Feeds

Taiwanese engineer pleads self defence in hacking case

Magic web site unwitting host of Trojan horse

  • alert
  • submit to reddit

Reducing security risks from open source software

A Taiwanese computer engineer has pleading self defence after he allegedly hacked the server of a magic teaching Web site.

According to a report in Taipei Times, the engineer attacked the unnamed magic Web site in the belief that its administrators were attacking his servers.

However the Criminal Investigation Bureau in Taiwan believe that the magic Web site was a completely innocent party which was infected with the NetBus Trojan horse. Through this piece of malicious code, a user from outside Taiwan was attacking the engineer's servers, according to the CIB.

The engineer, whose name is only given as Fan, allegedly decided to take revenge and 'counter-attacked' the magic Web site, in an attempt to warn attackers off.

Taiwanese investigators are not impressed by this explanation and are treating Fan as a suspect in a case of criminal damage.

In related news, earlier this week Chinese hackers have defaced more than 30 Web sites in the country, including several belonging to Internet service provider Beijing Telecom, in an apparent protest about disrupted Internet service. Internet connectivity from China has been severely constrained since a fibre optic cable under the Pacific Ocean was severed earlier this month.

According to The South China Morning Post, the sites were defaced with a message with said: "This is just a warning to the telecom departments for your slow restoration of the cable."

Heaven forbid if British hackers thought the same way and attacked UK telcos for the slow-roll out of high-speed Internet services... ®

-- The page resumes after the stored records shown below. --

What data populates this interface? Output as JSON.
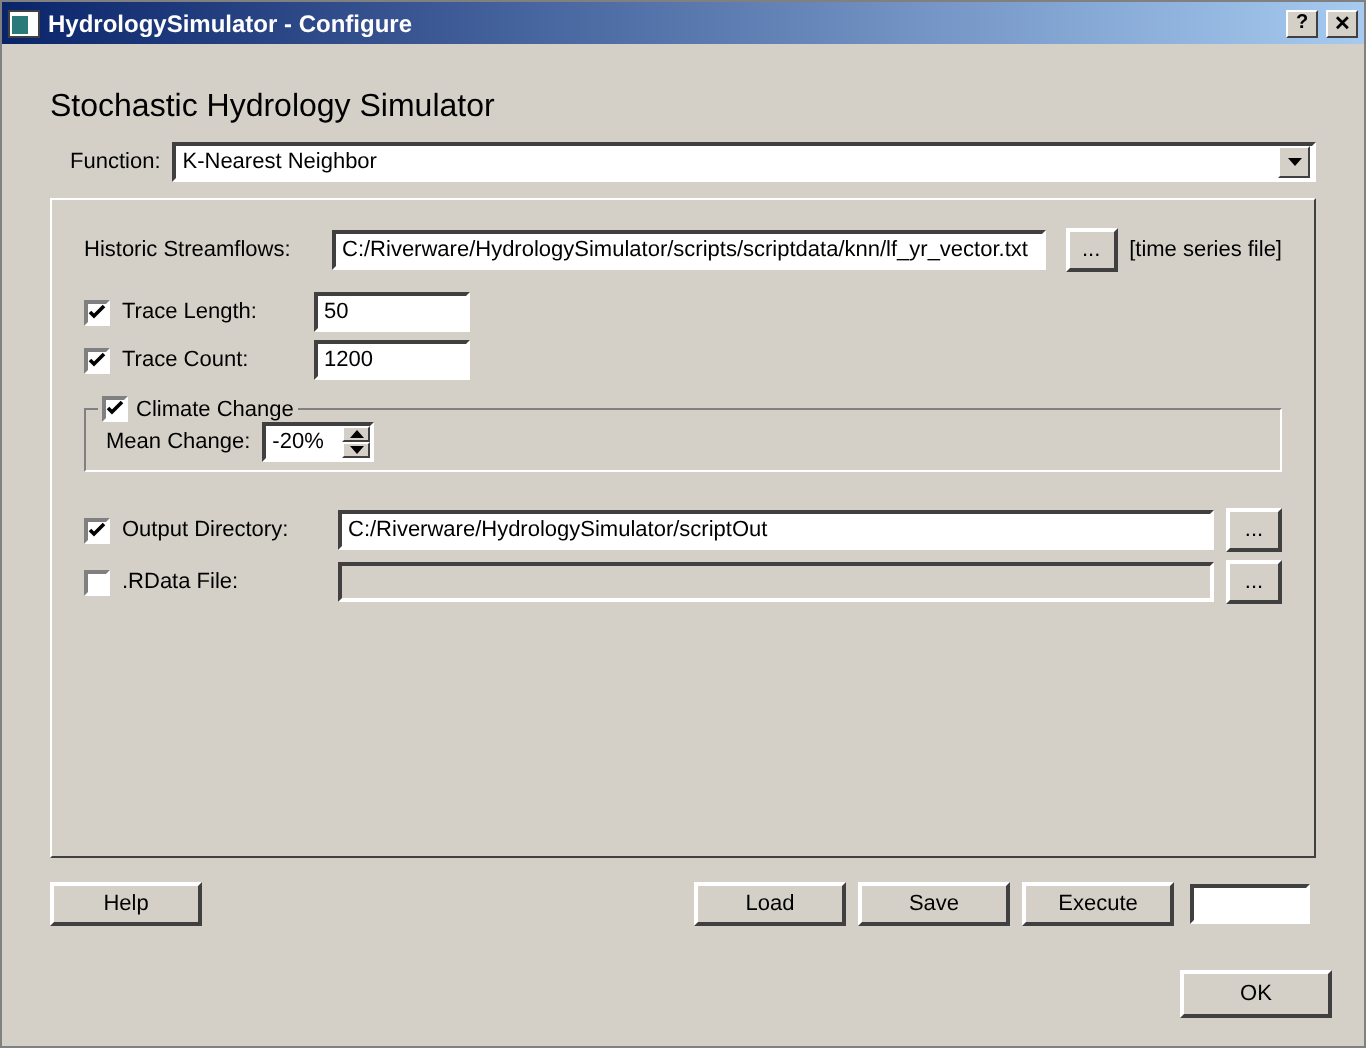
{
  "window": {
    "title": "HydrologySimulator - Configure",
    "title_buttons": [
      "?",
      "✕"
    ]
  },
  "heading": "Stochastic Hydrology Simulator",
  "function": {
    "label": "Function:",
    "value": "K-Nearest Neighbor"
  },
  "streamflows": {
    "label": "Historic Streamflows:",
    "value": "C:/Riverware/HydrologySimulator/scripts/scriptdata/knn/lf_yr_vector.txt",
    "browse": "...",
    "hint": "[time series file]"
  },
  "trace_fields": [
    {
      "label": "Trace Length:",
      "checked": true,
      "value": "50"
    },
    {
      "label": "Trace Count:",
      "checked": true,
      "value": "1200"
    }
  ],
  "climate": {
    "label": "Climate Change",
    "checked": true,
    "mean_label": "Mean Change:",
    "mean_value": "-20%"
  },
  "paths": [
    {
      "label": "Output Directory:",
      "checked": true,
      "value": "C:/Riverware/HydrologySimulator/scriptOut",
      "browse": "..."
    },
    {
      "label": ".RData File:",
      "checked": false,
      "browse": "..."
    }
  ],
  "buttons_left": [
    "Help"
  ],
  "buttons_right": [
    "Load",
    "Save",
    "Execute"
  ],
  "ok": "OK"
}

Related Stories

Shark blamed for China's Net problems

External links

Taipei Times story

Mobile application security vulnerability report

More from The Register

next story
LibreSSL RNG bug fix: What's all the forking fuss about, ask devs
Blow to bit-spitter 'tis but a flesh wound, claim team
Microsoft: You NEED bad passwords and should re-use them a lot
Dirty QWERTY a perfect P@ssword1 for garbage websites
Manic malware Mayhem spreads through Linux, FreeBSD web servers
And how Google could cripple infection rate in a second
NUDE SNAPS AGENCY: NSA bods love 'showing off your saucy selfies'
Swapping other people's sexts is a fringe benefit, says Snowden
L33t haxxors compete to p0wn popular home routers
EFF-endorsed SOHOpelessly Broken challenge will air routers' dirty zero day laundry
Own a Cisco modem or wireless gateway? It might be owned by someone else, too
Remote code exec in HTTP server hands kit to bad guys
British data cops: We need greater powers and more money
You want data butt kicking, we need bigger boots - ICO
Crooks fling banking Trojan at Japanese smut site fans
Wait - they're doing online banking with an unpatched Windows PC?
prev story

Whitepapers

Top three mobile application threats
Prevent sensitive data leakage over insecure channels or stolen mobile devices.
The Essential Guide to IT Transformation
ServiceNow discusses three IT transformations that can help CIO's automate IT services to transform IT and the enterprise.
Mobile application security vulnerability report
The alarming realities regarding the sheer number of applications vulnerable to attack, and the most common and easily addressable vulnerability errors.
How modern custom applications can spur business growth
Learn how to create, deploy and manage custom applications without consuming or expanding the need for scarce, expensive IT resources.
Consolidation: the foundation for IT and business transformation
In this whitepaper learn how effective consolidation of IT and business resources can enable multiple, meaningful business benefits.